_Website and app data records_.
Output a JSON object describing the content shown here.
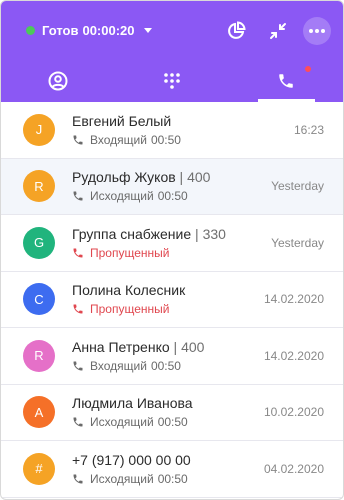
{
  "status": {
    "label": "Готов",
    "timer": "00:00:20",
    "dot_color": "#4cc95a"
  },
  "header": {
    "actions": [
      "pie-chart-icon",
      "collapse-icon",
      "more-icon"
    ]
  },
  "tabs": [
    {
      "icon": "user-icon",
      "active": false
    },
    {
      "icon": "dialpad-icon",
      "active": false
    },
    {
      "icon": "phone-icon",
      "active": true,
      "badge": true
    }
  ],
  "calls": [
    {
      "initial": "J",
      "color": "#f5a325",
      "name": "Евгений Белый",
      "ext": "",
      "type": "Входящий",
      "duration": "00:50",
      "missed": false,
      "date": "16:23"
    },
    {
      "initial": "R",
      "color": "#f5a325",
      "name": "Рудольф Жуков",
      "ext": "400",
      "type": "Исходящий",
      "duration": "00:50",
      "missed": false,
      "date": "Yesterday"
    },
    {
      "initial": "G",
      "color": "#20b47d",
      "name": "Группа снабжение",
      "ext": "330",
      "type": "Пропущенный",
      "duration": "",
      "missed": true,
      "date": "Yesterday"
    },
    {
      "initial": "C",
      "color": "#3d6cf0",
      "name": "Полина Колесник",
      "ext": "",
      "type": "Пропущенный",
      "duration": "",
      "missed": true,
      "date": "14.02.2020"
    },
    {
      "initial": "R",
      "color": "#e570c8",
      "name": "Анна Петренко",
      "ext": "400",
      "type": "Входящий",
      "duration": "00:50",
      "missed": false,
      "date": "14.02.2020"
    },
    {
      "initial": "A",
      "color": "#f57028",
      "name": "Людмила Иванова",
      "ext": "",
      "type": "Исходящий",
      "duration": "00:50",
      "missed": false,
      "date": "10.02.2020"
    },
    {
      "initial": "#",
      "color": "#f5a325",
      "name": "+7 (917) 000 00 00",
      "ext": "",
      "type": "Исходящий",
      "duration": "00:50",
      "missed": false,
      "date": "04.02.2020"
    }
  ]
}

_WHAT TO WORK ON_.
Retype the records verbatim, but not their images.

_ANSWER TO THIS PROBLEM_.
Output a JSON object describing the content shown here.
{
  "status": {
    "label": "Готов",
    "timer": "00:00:20",
    "dot_color": "#4cc95a"
  },
  "header": {
    "actions": [
      "pie-chart-icon",
      "collapse-icon",
      "more-icon"
    ]
  },
  "tabs": [
    {
      "icon": "user-icon",
      "active": false
    },
    {
      "icon": "dialpad-icon",
      "active": false
    },
    {
      "icon": "phone-icon",
      "active": true,
      "badge": true
    }
  ],
  "calls": [
    {
      "initial": "J",
      "color": "#f5a325",
      "name": "Евгений Белый",
      "ext": "",
      "type": "Входящий",
      "duration": "00:50",
      "missed": false,
      "date": "16:23"
    },
    {
      "initial": "R",
      "color": "#f5a325",
      "name": "Рудольф Жуков",
      "ext": "400",
      "type": "Исходящий",
      "duration": "00:50",
      "missed": false,
      "date": "Yesterday"
    },
    {
      "initial": "G",
      "color": "#20b47d",
      "name": "Группа снабжение",
      "ext": "330",
      "type": "Пропущенный",
      "duration": "",
      "missed": true,
      "date": "Yesterday"
    },
    {
      "initial": "C",
      "color": "#3d6cf0",
      "name": "Полина Колесник",
      "ext": "",
      "type": "Пропущенный",
      "duration": "",
      "missed": true,
      "date": "14.02.2020"
    },
    {
      "initial": "R",
      "color": "#e570c8",
      "name": "Анна Петренко",
      "ext": "400",
      "type": "Входящий",
      "duration": "00:50",
      "missed": false,
      "date": "14.02.2020"
    },
    {
      "initial": "A",
      "color": "#f57028",
      "name": "Людмила Иванова",
      "ext": "",
      "type": "Исходящий",
      "duration": "00:50",
      "missed": false,
      "date": "10.02.2020"
    },
    {
      "initial": "#",
      "color": "#f5a325",
      "name": "+7 (917) 000 00 00",
      "ext": "",
      "type": "Исходящий",
      "duration": "00:50",
      "missed": false,
      "date": "04.02.2020"
    }
  ]
}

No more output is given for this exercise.